I look at it, slick and amorphous. A log had been tumbled about the ocean. Then the form shifts a little in the tide and it is a sea lion, its eyes gouged out by scavengers, ribs poking through the blubber. Then, it isn't anymore, it is back to being a bit of detritus that briefly had a curious shape. No. It is definitely a dead animal. Yet, though it is a formerly living being roughly my size and its decay should revolt me, I am only curious. It, like the seashells lining our pockets, is something that was and is no more. A life vacated. It helps that, owing to the water and the breeze, I cannot smell its decay. Instead, all I have is how the sun glints off its hide. Perhaps it is simply that the Lost Highway is so beautiful that my brain assumes everything around me must be.
In the distance, I see the little, brown heads of other sea lions in the distance, frolicking in the surf. I do not know if they have the capacity to mourn this one.
As we drive away, I see a horse penned overlooking the shore. "Do you think that horse cares it has this kind of view?"
"Can't eat it, can't drink it," says Amber, steering us back in the mountains so we can find a lighthouse.
Perhaps I could have forgiven this long digression from our path and our goal if this lighthouse had been something glorious. If, in fact, we could do more than look at an only slightly overgrown mini-golf hazard for three minutes before returning to our car in hopes of finding a way back to the main highway. This dinky little tourist trap required many hours of sacrifice, all on the word of a yellow map that assured us it was just around the corner. We bothered with hideously curved roads, dealing with my nausea and the food dessert again, all for this puny excuse for a lighthouse.
I don't recall having ever hated something so ridiculous. In the back of my mind, I can almost laugh at how the map duped us. At least a mystery spot or drive-through redwood would be upfront about bilking us, taking our money instead of hours of our time, hours of the only honeymoon I will ever get. I might be able to laugh had this occurred during any other trip or had we been able to get to our hotel when the sun was still out.
Once we get back to road that isn't the result of an urban planner dropping spaghetti on a model of a mountain, a police officer pulls Amber over. When I see the flashing lights, I check the odometer and see she is going faster than she likely ought to be. This may well be because I am mildly grumpy at the fact that the GPS assures us that we will be to our hotel around midnight, so she is hoping to transcend 88 miles per hour and cause us to travel back in time before we decided to see a lighthouse.
"He can't actually do anything," Amber assures me. "What, he writes a ticket? Psh, I just won't come back to California."
The officer comes up to the window with the typical swagger, asking if Amber knows how fast she was going. He quickly catches on that, not only are we on our honeymoon, but this is a rental car. When he sees her license and that she is from New York, he realizes that same thing Amber did. She will never pay this ticket. He tells her to slow down in the future and lets us on our way.

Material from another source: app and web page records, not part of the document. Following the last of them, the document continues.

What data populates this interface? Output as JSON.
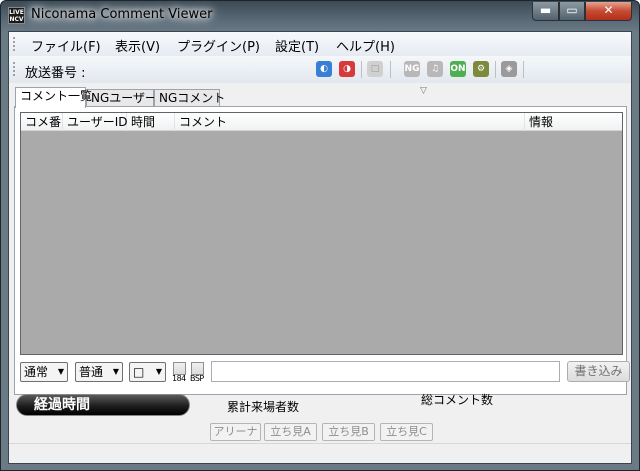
{
  "window": {
    "title": "Niconama Comment Viewer",
    "icon_text": [
      "LIVE",
      "NCV"
    ],
    "minimize": "▬",
    "maximize": "▭",
    "close": "✕"
  },
  "menu": {
    "items": [
      {
        "label": "ファイル(F)"
      },
      {
        "label": "表示(V)"
      },
      {
        "label": "プラグイン(P)"
      },
      {
        "label": "設定(T)"
      },
      {
        "label": "ヘルプ(H)"
      }
    ]
  },
  "toolbar": {
    "broadcast_label": "放送番号 :",
    "broadcast_value": "",
    "icons": [
      {
        "name": "connect-icon",
        "glyph": "◐",
        "color": "#3a7fd6"
      },
      {
        "name": "disconnect-icon",
        "glyph": "◑",
        "color": "#d63a3a"
      },
      {
        "name": "reconnect-icon",
        "glyph": "□",
        "color": "#c0c0c0"
      },
      {
        "name": "ng-icon",
        "glyph": "NG",
        "color": "#b8b8b8"
      },
      {
        "name": "speaker-icon",
        "glyph": "♫",
        "color": "#b8b8b8"
      },
      {
        "name": "on-air-icon",
        "glyph": "ON",
        "color": "#4caf50"
      },
      {
        "name": "gear-icon",
        "glyph": "⚙",
        "color": "#7d8a3d"
      },
      {
        "name": "plugin-icon",
        "glyph": "◈",
        "color": "#9a9a9a"
      }
    ]
  },
  "tabs": [
    {
      "label": "コメント一覧",
      "active": true
    },
    {
      "label": "NGユーザー",
      "active": false
    },
    {
      "label": "NGコメント",
      "active": false
    }
  ],
  "tab_overflow_icon": "▽",
  "comment_list": {
    "columns": [
      "コメ番",
      "ユーザーID",
      "時間",
      "コメント",
      "情報"
    ],
    "rows": []
  },
  "input_row": {
    "position_select": "通常",
    "size_select": "普通",
    "color_select": "□",
    "dropdown_arrow": "▼",
    "checkbox_184_label": "184",
    "checkbox_bsp_label": "BSP",
    "comment_value": "",
    "post_button": "書き込み"
  },
  "stats": {
    "elapsed_label": "経過時間",
    "visitors_label": "累計来場者数",
    "comments_label": "総コメント数"
  },
  "rooms": [
    "アリーナ",
    "立ち見A",
    "立ち見B",
    "立ち見C"
  ]
}
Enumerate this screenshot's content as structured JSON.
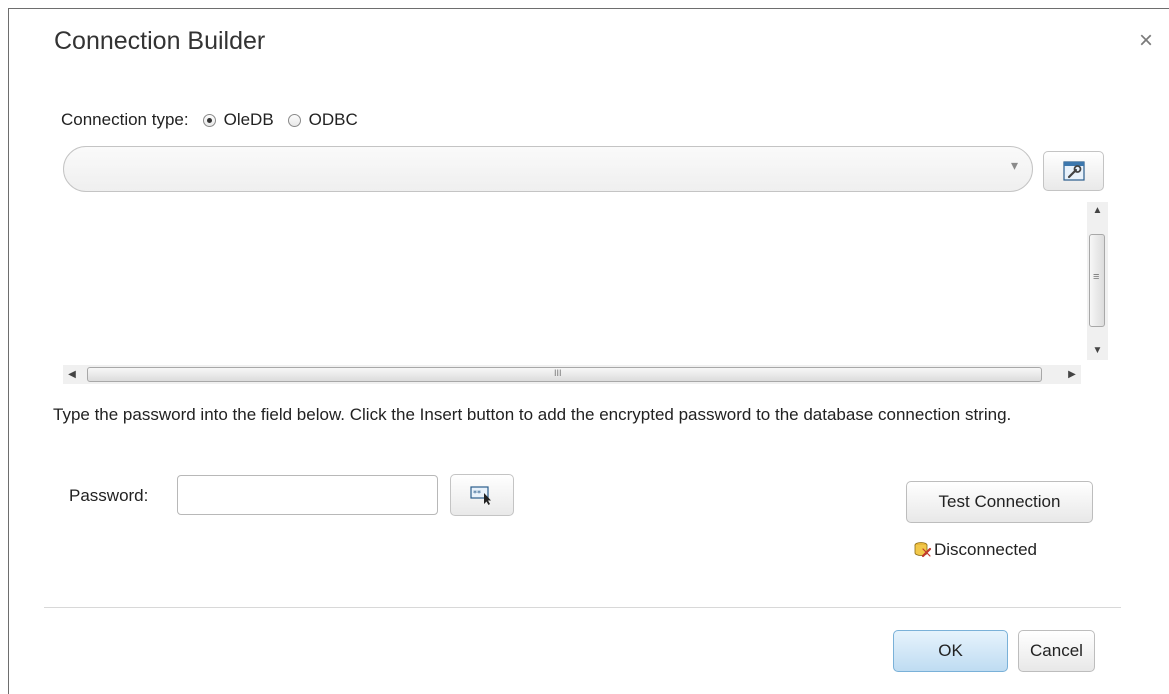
{
  "dialog": {
    "title": "Connection Builder",
    "close_glyph": "×"
  },
  "connection_type": {
    "label": "Connection type:",
    "options": [
      {
        "label": "OleDB",
        "selected": true
      },
      {
        "label": "ODBC",
        "selected": false
      }
    ]
  },
  "provider_select": {
    "value": "",
    "arrow_glyph": "▾"
  },
  "connection_string": {
    "value": ""
  },
  "scrollbars": {
    "up": "▲",
    "down": "▼",
    "left": "◀",
    "right": "▶"
  },
  "instructions": "Type the password into the field below. Click the Insert button to add the encrypted password to the database connection string.",
  "password": {
    "label": "Password:",
    "value": ""
  },
  "buttons": {
    "test_connection": "Test Connection",
    "ok": "OK",
    "cancel": "Cancel"
  },
  "status": {
    "text": "Disconnected",
    "icon": "database-disconnected-icon"
  },
  "colors": {
    "ok_accent": "#bfdcf2",
    "ok_border": "#7ab1d8"
  },
  "icons": {
    "wrench": "wrench-icon",
    "insert": "insert-password-icon",
    "close": "close-icon"
  }
}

We soon drive passed an enormous field, covered in caravans and shirtless hippies. I would estimate that there are close to twenty thousand people swarming, getting ready for some funk music festival. Perhaps the cop was lenient purely because we did not stink of patchouli.
On our long drive to Santa Clara and a dozen miles from the festival, I start to smell smoke. On our right, we pass a helicopter bivouac that has claimed a desiccated field where nothing has grown in months. The hills behind it smoke copiously from a wild fire I neither see nor want to see.
It feels as though we wasted an entire day driving. To me, the whole point of a honeymoon should be to be together with as little stress as is possible, especially given the difficulties of pulling off a wedding without bloodshed. We spent twelve hours in a car today so we could look at a rock shop that was nothing special; walking around a misty wildlife reserve that apparently considered a herd of cows sufficient wildlife; and searching for a lighthouse that was all of thirty feet tall, which was closed, and which we saw for all of ten minutes.
Soon in Xenology: Honeymoon!